__Task to carry out__. From the records below, take each line where the string "hint" shows up and copy it.

Recorded data section start

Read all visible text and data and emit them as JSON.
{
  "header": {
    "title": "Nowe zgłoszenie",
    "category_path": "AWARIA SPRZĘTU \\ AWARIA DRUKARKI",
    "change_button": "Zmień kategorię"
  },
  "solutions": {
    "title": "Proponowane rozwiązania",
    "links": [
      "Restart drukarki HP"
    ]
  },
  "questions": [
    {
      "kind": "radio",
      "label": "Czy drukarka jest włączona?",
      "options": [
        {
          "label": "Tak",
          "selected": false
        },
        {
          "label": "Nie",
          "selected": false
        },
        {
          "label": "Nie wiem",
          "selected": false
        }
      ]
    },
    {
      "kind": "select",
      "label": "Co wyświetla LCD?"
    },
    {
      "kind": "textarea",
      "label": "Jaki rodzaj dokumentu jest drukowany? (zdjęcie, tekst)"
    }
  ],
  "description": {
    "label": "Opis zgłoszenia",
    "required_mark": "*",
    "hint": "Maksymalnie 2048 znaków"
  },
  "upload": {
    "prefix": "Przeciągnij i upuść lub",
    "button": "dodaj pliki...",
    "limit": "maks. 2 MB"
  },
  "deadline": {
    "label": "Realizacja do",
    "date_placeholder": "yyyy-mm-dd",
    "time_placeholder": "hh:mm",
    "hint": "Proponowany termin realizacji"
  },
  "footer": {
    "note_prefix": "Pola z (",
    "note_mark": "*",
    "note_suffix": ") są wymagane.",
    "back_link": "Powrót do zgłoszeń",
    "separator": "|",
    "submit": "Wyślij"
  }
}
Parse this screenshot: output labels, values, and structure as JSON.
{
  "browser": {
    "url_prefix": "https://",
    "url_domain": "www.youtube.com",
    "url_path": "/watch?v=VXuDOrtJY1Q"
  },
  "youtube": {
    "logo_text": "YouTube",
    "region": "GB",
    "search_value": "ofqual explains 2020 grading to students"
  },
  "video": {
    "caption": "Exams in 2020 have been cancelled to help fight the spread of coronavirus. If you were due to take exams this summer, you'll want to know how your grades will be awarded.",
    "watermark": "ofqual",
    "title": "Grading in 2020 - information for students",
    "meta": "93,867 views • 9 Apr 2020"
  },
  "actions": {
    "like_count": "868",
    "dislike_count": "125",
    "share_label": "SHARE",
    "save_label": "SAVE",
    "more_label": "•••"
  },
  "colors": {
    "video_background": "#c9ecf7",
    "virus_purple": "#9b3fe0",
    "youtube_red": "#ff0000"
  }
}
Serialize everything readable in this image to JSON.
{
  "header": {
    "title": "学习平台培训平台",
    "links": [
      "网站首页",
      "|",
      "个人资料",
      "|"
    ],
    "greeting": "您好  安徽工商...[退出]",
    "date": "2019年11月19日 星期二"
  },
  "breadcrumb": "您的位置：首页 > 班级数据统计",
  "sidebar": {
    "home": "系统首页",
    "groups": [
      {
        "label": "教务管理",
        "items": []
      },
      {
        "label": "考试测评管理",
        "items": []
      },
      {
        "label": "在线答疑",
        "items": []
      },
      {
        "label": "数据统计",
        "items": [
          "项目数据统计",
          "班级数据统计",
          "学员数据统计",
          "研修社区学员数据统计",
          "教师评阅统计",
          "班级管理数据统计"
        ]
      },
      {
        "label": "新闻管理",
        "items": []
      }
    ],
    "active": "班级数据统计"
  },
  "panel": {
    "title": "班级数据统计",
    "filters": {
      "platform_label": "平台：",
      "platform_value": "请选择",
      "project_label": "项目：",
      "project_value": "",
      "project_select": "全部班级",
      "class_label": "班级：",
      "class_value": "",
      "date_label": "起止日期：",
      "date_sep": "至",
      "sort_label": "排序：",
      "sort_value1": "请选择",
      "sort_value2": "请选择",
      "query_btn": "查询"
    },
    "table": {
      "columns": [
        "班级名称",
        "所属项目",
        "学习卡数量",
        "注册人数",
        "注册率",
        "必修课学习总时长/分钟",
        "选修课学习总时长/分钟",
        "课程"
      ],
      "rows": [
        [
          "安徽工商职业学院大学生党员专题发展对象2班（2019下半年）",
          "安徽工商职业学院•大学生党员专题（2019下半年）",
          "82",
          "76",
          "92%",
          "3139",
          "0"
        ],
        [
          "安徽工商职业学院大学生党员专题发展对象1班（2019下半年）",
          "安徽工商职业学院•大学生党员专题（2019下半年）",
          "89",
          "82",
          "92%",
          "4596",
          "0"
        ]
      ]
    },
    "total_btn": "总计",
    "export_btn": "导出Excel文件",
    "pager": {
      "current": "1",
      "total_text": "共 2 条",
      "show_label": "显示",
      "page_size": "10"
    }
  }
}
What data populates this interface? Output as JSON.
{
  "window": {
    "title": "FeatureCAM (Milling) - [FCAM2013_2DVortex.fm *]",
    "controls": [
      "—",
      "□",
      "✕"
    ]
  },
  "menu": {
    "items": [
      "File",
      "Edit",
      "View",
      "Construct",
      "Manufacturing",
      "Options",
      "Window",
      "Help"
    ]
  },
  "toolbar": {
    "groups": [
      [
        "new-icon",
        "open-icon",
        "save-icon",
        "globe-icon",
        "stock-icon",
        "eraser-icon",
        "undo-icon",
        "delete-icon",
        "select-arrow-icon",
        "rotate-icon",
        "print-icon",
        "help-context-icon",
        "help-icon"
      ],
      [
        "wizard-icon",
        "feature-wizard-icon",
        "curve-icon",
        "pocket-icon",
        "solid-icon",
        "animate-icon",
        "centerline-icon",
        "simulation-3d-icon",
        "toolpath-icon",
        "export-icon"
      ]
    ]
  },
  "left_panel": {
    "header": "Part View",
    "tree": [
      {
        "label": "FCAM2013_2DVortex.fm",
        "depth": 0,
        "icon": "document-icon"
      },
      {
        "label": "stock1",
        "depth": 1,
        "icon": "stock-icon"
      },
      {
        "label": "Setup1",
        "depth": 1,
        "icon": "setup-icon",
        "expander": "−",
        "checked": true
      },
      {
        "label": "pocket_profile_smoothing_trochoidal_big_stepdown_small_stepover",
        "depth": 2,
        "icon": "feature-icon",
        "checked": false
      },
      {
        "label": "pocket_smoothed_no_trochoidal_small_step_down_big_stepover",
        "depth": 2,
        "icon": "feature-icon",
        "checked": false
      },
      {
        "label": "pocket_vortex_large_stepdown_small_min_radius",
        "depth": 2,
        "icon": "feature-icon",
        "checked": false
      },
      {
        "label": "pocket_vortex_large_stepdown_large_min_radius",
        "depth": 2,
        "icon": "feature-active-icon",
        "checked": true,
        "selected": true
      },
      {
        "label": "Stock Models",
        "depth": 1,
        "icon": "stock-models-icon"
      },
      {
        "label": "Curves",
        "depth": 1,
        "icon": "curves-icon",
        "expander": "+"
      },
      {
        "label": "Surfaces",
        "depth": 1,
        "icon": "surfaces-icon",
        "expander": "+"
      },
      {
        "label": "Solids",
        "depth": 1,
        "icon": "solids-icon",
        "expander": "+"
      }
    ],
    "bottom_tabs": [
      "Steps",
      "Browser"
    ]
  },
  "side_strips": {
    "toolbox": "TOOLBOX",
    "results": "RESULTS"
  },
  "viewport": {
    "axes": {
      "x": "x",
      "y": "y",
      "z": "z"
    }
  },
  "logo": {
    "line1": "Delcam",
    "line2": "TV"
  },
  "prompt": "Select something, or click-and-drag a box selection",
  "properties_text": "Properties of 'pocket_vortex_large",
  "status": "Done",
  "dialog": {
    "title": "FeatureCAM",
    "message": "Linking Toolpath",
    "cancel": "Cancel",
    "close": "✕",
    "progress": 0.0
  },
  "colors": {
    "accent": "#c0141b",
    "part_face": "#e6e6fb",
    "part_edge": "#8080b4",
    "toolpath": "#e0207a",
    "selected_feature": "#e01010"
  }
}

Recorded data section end

__Task response__.
    "hint": "Maksymalnie 2048 znaków"
    "hint": "Proponowany termin realizacji"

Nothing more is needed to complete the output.